While I often felt isolated in my confusion, I was not alone in this overwhelming feeling of inadequacy. I witnessed more than one student in my program unable to cope with the stress of the academy: theorists not read, words left undefined, and ultimately the belief that they were the reason for the definitional absence. Sometimes, this resulted in students choosing not to return for another year of study.

I was often left flailing, seeking out any professor who would take the time to talk with me about my work and my ideas, often turned away and told to “just read more.” Were it not for my father, an actor, who taught me how to be rejected a thousand times over and persevere nonetheless, I might have thrown in the towel by now. But this isn’t Los Angeles. We should not, as students, be tossed aside by professors too busy with their own research to take the time to teach. Moreover, universities should not place such a burden on professors to teach, research, and write monographs all at once. A thirst for knowledge does not maintain a predisposition for knowledge acquisition, that is at the behest of the institutions themselves.

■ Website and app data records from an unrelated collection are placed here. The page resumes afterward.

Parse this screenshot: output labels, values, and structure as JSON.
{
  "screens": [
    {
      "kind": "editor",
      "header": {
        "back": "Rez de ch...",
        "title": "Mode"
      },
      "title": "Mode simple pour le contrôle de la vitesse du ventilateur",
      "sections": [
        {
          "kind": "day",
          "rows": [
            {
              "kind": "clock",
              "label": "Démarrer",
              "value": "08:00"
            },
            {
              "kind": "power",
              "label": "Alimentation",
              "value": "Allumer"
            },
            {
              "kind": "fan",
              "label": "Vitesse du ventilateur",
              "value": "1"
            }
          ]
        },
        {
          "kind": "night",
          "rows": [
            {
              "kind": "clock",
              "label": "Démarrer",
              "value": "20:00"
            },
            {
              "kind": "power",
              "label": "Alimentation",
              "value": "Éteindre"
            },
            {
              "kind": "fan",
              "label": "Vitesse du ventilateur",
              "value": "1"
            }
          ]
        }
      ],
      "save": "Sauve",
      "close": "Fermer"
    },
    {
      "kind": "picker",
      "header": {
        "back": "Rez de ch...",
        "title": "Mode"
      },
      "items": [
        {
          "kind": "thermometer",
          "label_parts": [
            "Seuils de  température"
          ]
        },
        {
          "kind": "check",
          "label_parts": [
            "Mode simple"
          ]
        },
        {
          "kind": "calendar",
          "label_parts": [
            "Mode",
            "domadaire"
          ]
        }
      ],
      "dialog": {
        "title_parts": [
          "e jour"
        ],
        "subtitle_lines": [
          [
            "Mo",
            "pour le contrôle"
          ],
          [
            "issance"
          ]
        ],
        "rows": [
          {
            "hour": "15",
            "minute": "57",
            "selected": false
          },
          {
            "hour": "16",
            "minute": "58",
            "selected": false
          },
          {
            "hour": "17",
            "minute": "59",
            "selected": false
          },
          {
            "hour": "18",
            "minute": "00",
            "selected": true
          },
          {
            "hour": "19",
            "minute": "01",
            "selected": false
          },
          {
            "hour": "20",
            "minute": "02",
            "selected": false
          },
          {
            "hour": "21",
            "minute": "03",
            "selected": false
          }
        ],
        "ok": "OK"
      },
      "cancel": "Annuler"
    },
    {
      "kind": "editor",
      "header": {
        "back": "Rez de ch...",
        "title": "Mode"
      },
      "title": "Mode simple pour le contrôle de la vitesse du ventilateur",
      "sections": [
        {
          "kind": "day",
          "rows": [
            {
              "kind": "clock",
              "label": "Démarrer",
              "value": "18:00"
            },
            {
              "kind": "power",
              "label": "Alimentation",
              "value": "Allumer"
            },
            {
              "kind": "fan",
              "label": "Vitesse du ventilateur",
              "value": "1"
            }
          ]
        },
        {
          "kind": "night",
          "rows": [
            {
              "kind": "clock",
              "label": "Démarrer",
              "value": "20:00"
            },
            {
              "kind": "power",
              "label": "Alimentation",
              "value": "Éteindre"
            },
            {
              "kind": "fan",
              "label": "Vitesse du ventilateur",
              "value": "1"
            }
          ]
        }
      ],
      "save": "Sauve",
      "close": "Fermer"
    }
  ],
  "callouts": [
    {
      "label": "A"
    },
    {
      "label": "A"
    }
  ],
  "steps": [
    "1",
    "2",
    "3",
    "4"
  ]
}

To be in the academy, as far as I was concerned before returning, was to be in the pursuit of knowledge, of understanding, of trying to get at that thing we couldn’t shake, the reasons for how we act and why we act. But the humanities, unlike the world of science and math, have no prerequisites. I was accepted to UChicago as a religious-studies graduate student with a degree in religious studies and theater. I had never taken a theory-and-methods course, and names of the supposed “canon” cropped up seemingly out of nowhere in my classes. Posturing was a language I learned quickly. Texts unheard of and words undefined came and went without so much as a hand raised to ask, “Can you define that term?” or “I’ve never read that text, can we stick to today’s readings?” often because I was scared of looking dumb.

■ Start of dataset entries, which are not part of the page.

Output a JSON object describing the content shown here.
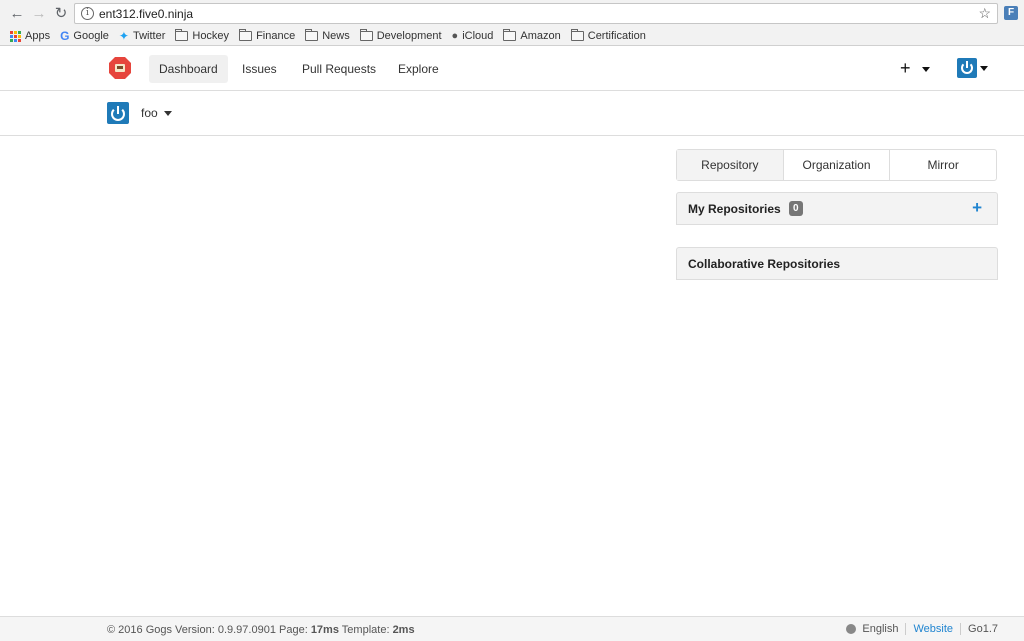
{
  "browser": {
    "url": "ent312.five0.ninja",
    "bookmarks": [
      {
        "label": "Apps",
        "icon": "apps-icon"
      },
      {
        "label": "Google",
        "icon": "google-icon"
      },
      {
        "label": "Twitter",
        "icon": "twitter-icon"
      },
      {
        "label": "Hockey",
        "icon": "folder-icon"
      },
      {
        "label": "Finance",
        "icon": "folder-icon"
      },
      {
        "label": "News",
        "icon": "folder-icon"
      },
      {
        "label": "Development",
        "icon": "folder-icon"
      },
      {
        "label": "iCloud",
        "icon": "apple-icon"
      },
      {
        "label": "Amazon",
        "icon": "folder-icon"
      },
      {
        "label": "Certification",
        "icon": "folder-icon"
      }
    ]
  },
  "header": {
    "nav": [
      "Dashboard",
      "Issues",
      "Pull Requests",
      "Explore"
    ],
    "active": "Dashboard",
    "plus_label": "+"
  },
  "context": {
    "user": "foo"
  },
  "main": {
    "tabs": [
      "Repository",
      "Organization",
      "Mirror"
    ],
    "my_repos": {
      "title": "My Repositories",
      "count": "0",
      "add": "+"
    },
    "collab_repos": {
      "title": "Collaborative Repositories"
    }
  },
  "footer": {
    "copyright": "© 2016 Gogs Version: 0.9.97.0901 Page: ",
    "page_time": "17ms",
    "template_label": " Template: ",
    "template_time": "2ms",
    "language": "English",
    "website": "Website",
    "go_version": "Go1.7"
  },
  "colors": {
    "accent": "#2185d0",
    "avatar": "#1f7ab8",
    "badge": "#767676",
    "logo": "#e6453c"
  }
}
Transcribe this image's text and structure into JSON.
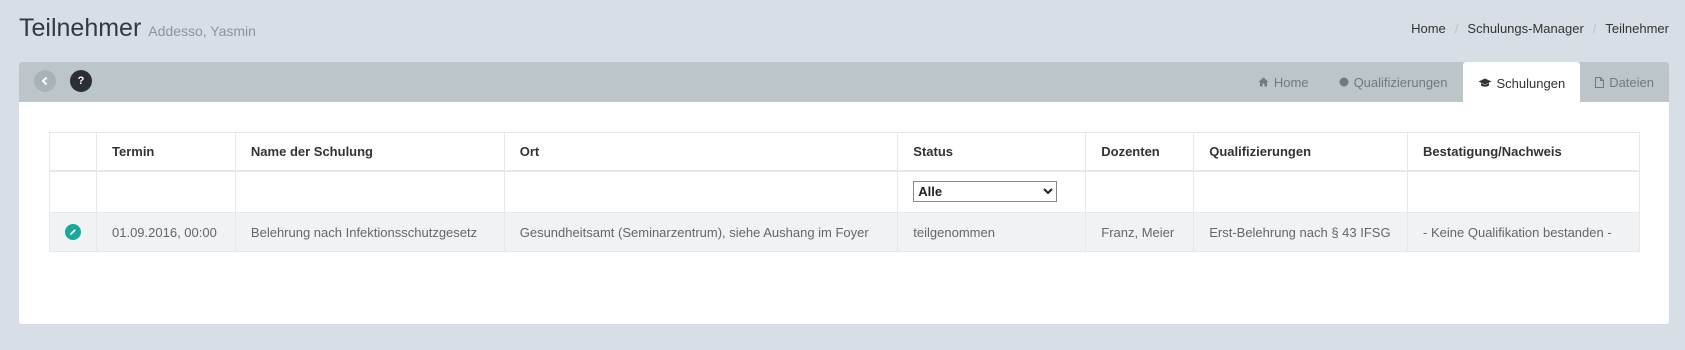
{
  "header": {
    "title": "Teilnehmer",
    "subtitle": "Addesso, Yasmin"
  },
  "breadcrumb": [
    "Home",
    "Schulungs-Manager",
    "Teilnehmer"
  ],
  "toolbar": {
    "help_label": "?"
  },
  "tabs": [
    {
      "label": "Home",
      "icon": "home-icon",
      "active": false
    },
    {
      "label": "Qualifizierungen",
      "icon": "circle-icon",
      "active": false
    },
    {
      "label": "Schulungen",
      "icon": "graduation-cap-icon",
      "active": true
    },
    {
      "label": "Dateien",
      "icon": "file-icon",
      "active": false
    }
  ],
  "table": {
    "headers": [
      "",
      "Termin",
      "Name der Schulung",
      "Ort",
      "Status",
      "Dozenten",
      "Qualifizierungen",
      "Bestatigung/Nachweis"
    ],
    "status_filter": {
      "selected": "Alle",
      "options": [
        "Alle"
      ]
    },
    "rows": [
      {
        "termin": "01.09.2016, 00:00",
        "name": "Belehrung nach Infektionsschutzgesetz",
        "ort": "Gesundheitsamt (Seminarzentrum), siehe Aushang im Foyer",
        "status": "teilgenommen",
        "dozenten": "Franz, Meier",
        "qualifizierungen": "Erst-Belehrung nach § 43 IFSG",
        "nachweis": "- Keine Qualifikation bestanden -"
      }
    ]
  },
  "colors": {
    "accent": "#1aa89c",
    "bar": "#bcc6ca",
    "background": "#d8dee6"
  }
}
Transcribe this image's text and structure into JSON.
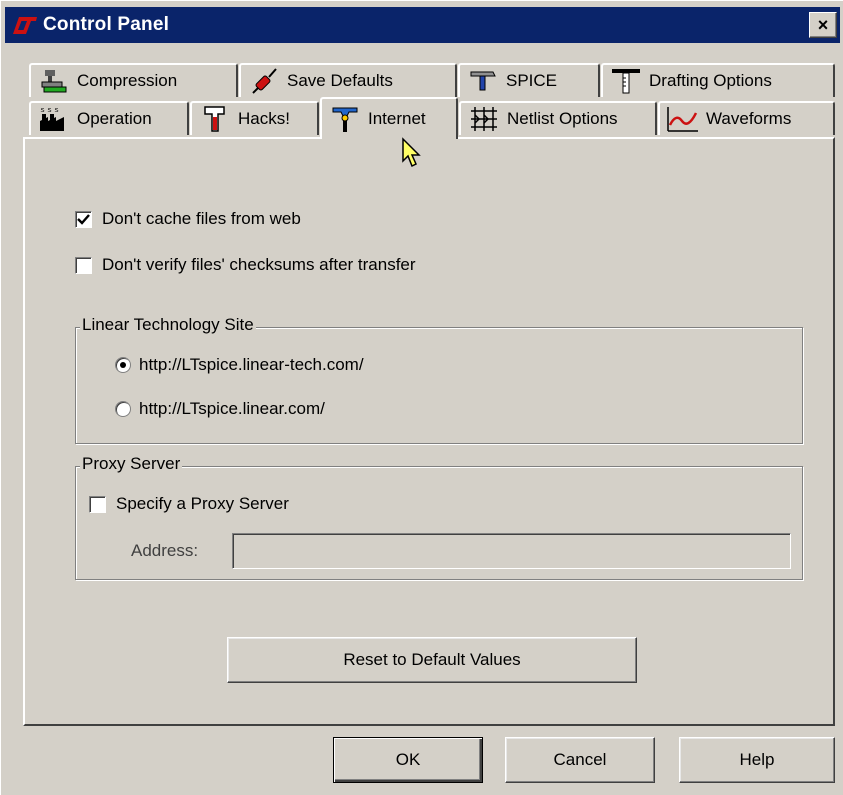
{
  "window": {
    "title": "Control Panel",
    "close_label": "×"
  },
  "tabs": {
    "row1": [
      {
        "label": "Compression",
        "icon": "compression-icon"
      },
      {
        "label": "Save Defaults",
        "icon": "save-defaults-icon"
      },
      {
        "label": "SPICE",
        "icon": "spice-hammer-icon"
      },
      {
        "label": "Drafting Options",
        "icon": "drafting-icon"
      }
    ],
    "row2": [
      {
        "label": "Operation",
        "icon": "factory-icon"
      },
      {
        "label": "Hacks!",
        "icon": "hacks-icon"
      },
      {
        "label": "Internet",
        "icon": "internet-icon",
        "active": true
      },
      {
        "label": "Netlist Options",
        "icon": "netlist-icon"
      },
      {
        "label": "Waveforms",
        "icon": "waveform-icon"
      }
    ]
  },
  "internet": {
    "dont_cache": {
      "label": "Don't cache files from web",
      "checked": true
    },
    "dont_verify": {
      "label": "Don't verify files' checksums after transfer",
      "checked": false
    },
    "site_group": {
      "label": "Linear Technology Site",
      "options": [
        {
          "label": "http://LTspice.linear-tech.com/",
          "selected": true
        },
        {
          "label": "http://LTspice.linear.com/",
          "selected": false
        }
      ]
    },
    "proxy_group": {
      "label": "Proxy Server",
      "specify": {
        "label": "Specify a Proxy Server",
        "checked": false
      },
      "address_label": "Address:",
      "address_value": ""
    },
    "reset_label": "Reset to Default Values"
  },
  "buttons": {
    "ok": "OK",
    "cancel": "Cancel",
    "help": "Help"
  },
  "colors": {
    "titlebar": "#0a246a",
    "face": "#d4d0c8",
    "logo_red": "#cc1111"
  }
}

It is that example that explicates this pedagogical lack. While students deserve truth about states of fields and canon, they also deserve access to those modes of thinking that do not come at the expense of their own sense of worth. Students deserve access to knowledge precisely because they have endeavored to learn it. Blatantly put, I should not find myself on dictionary.com in the middle of a lecture because I am too scared to raise my hand and ask about complex Marxist theory. I by no means wish to diminish the importance of theory, nor the language of humanities scholarship, but it is important to recognize how many potential scholars may be lost in their turns of phrase.

I, of course, am not blind to my own linguistic disposition. This language of academia has rooted itself within me, as well. It is a language I did not know how to speak just a few months ago, one I remain troubled by. Is this not proof of some failure on the part of the academy, that it is a space in which students feel they are unable to ask questions to learn?

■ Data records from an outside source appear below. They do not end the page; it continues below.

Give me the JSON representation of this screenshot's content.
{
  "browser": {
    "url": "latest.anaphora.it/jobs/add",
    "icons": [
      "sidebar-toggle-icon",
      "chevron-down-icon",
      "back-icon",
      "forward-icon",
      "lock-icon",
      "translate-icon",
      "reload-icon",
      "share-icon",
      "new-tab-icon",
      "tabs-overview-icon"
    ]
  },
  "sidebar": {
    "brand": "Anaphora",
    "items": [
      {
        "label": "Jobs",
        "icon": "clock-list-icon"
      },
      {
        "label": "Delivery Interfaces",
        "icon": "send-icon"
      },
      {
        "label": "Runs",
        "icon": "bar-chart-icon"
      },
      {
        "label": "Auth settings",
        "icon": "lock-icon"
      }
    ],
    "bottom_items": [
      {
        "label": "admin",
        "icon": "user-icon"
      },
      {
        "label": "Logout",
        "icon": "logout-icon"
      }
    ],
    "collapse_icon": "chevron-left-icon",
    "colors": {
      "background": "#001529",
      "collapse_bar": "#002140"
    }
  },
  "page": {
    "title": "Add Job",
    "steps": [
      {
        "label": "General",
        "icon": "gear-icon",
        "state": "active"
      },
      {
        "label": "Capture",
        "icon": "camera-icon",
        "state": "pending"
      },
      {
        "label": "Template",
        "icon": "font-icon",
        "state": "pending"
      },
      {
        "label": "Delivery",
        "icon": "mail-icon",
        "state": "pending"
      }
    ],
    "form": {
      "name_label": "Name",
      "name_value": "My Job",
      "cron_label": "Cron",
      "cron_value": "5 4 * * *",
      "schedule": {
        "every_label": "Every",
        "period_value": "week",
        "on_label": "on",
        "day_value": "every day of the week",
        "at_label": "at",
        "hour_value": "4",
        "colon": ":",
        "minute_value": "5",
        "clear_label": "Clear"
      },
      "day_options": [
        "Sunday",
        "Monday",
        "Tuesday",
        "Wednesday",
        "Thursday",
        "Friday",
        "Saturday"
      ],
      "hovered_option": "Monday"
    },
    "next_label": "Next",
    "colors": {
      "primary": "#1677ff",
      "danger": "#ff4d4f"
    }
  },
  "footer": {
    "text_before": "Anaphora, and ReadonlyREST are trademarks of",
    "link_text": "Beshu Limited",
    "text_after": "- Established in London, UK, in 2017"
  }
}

As we sit in this new moment, one of uncertainty and liminality, between what is past and what is yet to come, we might consider what kind of institutions we want to both create and be a part of. Knowledge is as knowledge is maintained, and we as its maintainers owe access to those who want access to it. Why censor? Why diminish access? So that we, as scholars, can feel with each passing “epistemic” flourishing utterance that we have mounted another field of theory?

I am not suggesting that we speak in childish terms. I am not suggesting scholarship in the humanities is somehow unworthy because of its inaccessible language. What I am saying is that students deserve pedagogy that does not leave them mired in confusion and self-doubt. Professors deserve to feel they have the time to work with and properly instruct students. Institutions, ivory tower or not, owe us more. I am tired of being scared to raise my hand.

Brigid Boll is a student in the Divinity School.